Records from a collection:

§

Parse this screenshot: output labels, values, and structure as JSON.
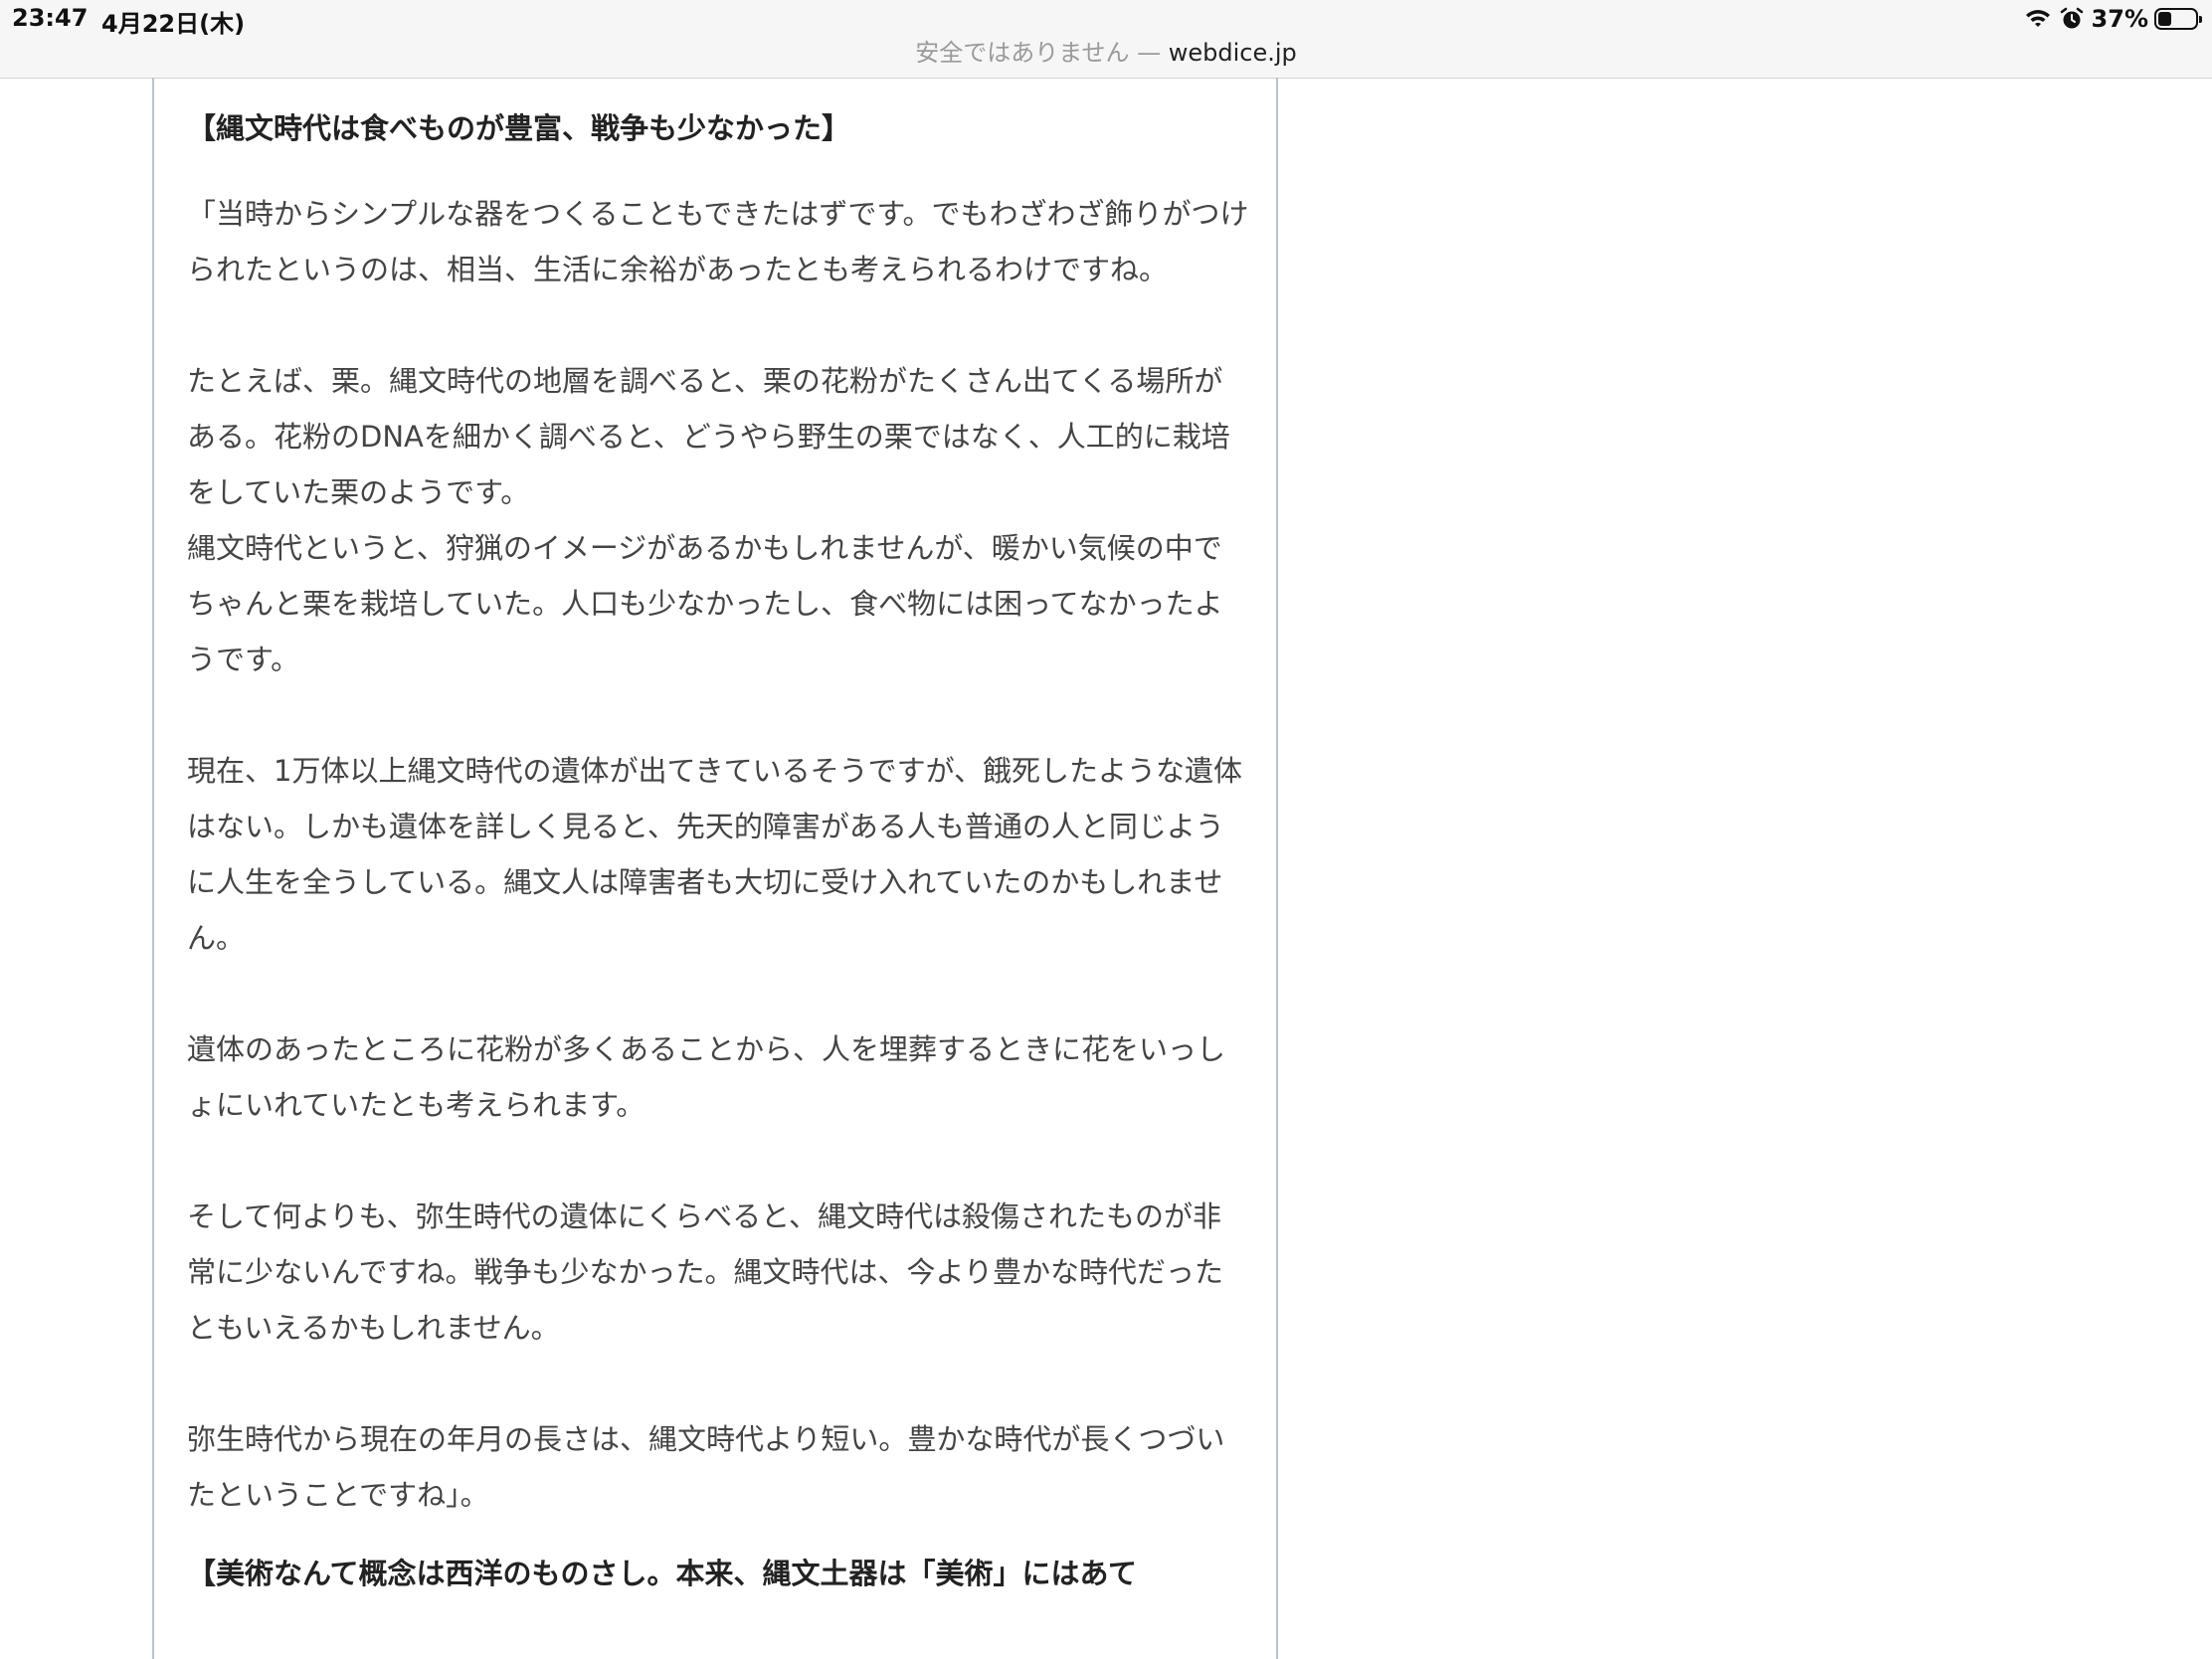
{
  "status_bar": {
    "time": "23:47",
    "date": "4月22日(木)",
    "battery_percent": "37%",
    "battery_level": 0.37
  },
  "address_bar": {
    "security_warning": "安全ではありません",
    "separator": "—",
    "domain": "webdice.jp"
  },
  "article": {
    "heading": "【縄文時代は食べものが豊富、戦争も少なかった】",
    "paragraphs": [
      "「当時からシンプルな器をつくることもできたはずです。でもわざわざ飾りがつけられたというのは、相当、生活に余裕があったとも考えられるわけですね。",
      "たとえば、栗。縄文時代の地層を調べると、栗の花粉がたくさん出てくる場所がある。花粉のDNAを細かく調べると、どうやら野生の栗ではなく、人工的に栽培をしていた栗のようです。",
      "縄文時代というと、狩猟のイメージがあるかもしれませんが、暖かい気候の中でちゃんと栗を栽培していた。人口も少なかったし、食べ物には困ってなかったようです。",
      "現在、1万体以上縄文時代の遺体が出てきているそうですが、餓死したような遺体はない。しかも遺体を詳しく見ると、先天的障害がある人も普通の人と同じように人生を全うしている。縄文人は障害者も大切に受け入れていたのかもしれません。",
      "遺体のあったところに花粉が多くあることから、人を埋葬するときに花をいっしょにいれていたとも考えられます。",
      "そして何よりも、弥生時代の遺体にくらべると、縄文時代は殺傷されたものが非常に少ないんですね。戦争も少なかった。縄文時代は、今より豊かな時代だったともいえるかもしれません。",
      "弥生時代から現在の年月の長さは、縄文時代より短い。豊かな時代が長くつづいたということですね」。"
    ],
    "next_heading": "【美術なんて概念は西洋のものさし。本来、縄文土器は「美術」にはあて"
  }
}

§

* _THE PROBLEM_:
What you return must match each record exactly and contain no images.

* _TASK OUTPUT_:
Parse this screenshot: output labels, values, and structure as JSON.
{
  "status_bar": {
    "time": "23:47",
    "date": "4月22日(木)",
    "battery_percent": "37%",
    "battery_level": 0.37
  },
  "address_bar": {
    "security_warning": "安全ではありません",
    "separator": "—",
    "domain": "webdice.jp"
  },
  "article": {
    "heading": "【縄文時代は食べものが豊富、戦争も少なかった】",
    "paragraphs": [
      "「当時からシンプルな器をつくることもできたはずです。でもわざわざ飾りがつけられたというのは、相当、生活に余裕があったとも考えられるわけですね。",
      "たとえば、栗。縄文時代の地層を調べると、栗の花粉がたくさん出てくる場所がある。花粉のDNAを細かく調べると、どうやら野生の栗ではなく、人工的に栽培をしていた栗のようです。",
      "縄文時代というと、狩猟のイメージがあるかもしれませんが、暖かい気候の中でちゃんと栗を栽培していた。人口も少なかったし、食べ物には困ってなかったようです。",
      "現在、1万体以上縄文時代の遺体が出てきているそうですが、餓死したような遺体はない。しかも遺体を詳しく見ると、先天的障害がある人も普通の人と同じように人生を全うしている。縄文人は障害者も大切に受け入れていたのかもしれません。",
      "遺体のあったところに花粉が多くあることから、人を埋葬するときに花をいっしょにいれていたとも考えられます。",
      "そして何よりも、弥生時代の遺体にくらべると、縄文時代は殺傷されたものが非常に少ないんですね。戦争も少なかった。縄文時代は、今より豊かな時代だったともいえるかもしれません。",
      "弥生時代から現在の年月の長さは、縄文時代より短い。豊かな時代が長くつづいたということですね」。"
    ],
    "next_heading": "【美術なんて概念は西洋のものさし。本来、縄文土器は「美術」にはあて"
  }
}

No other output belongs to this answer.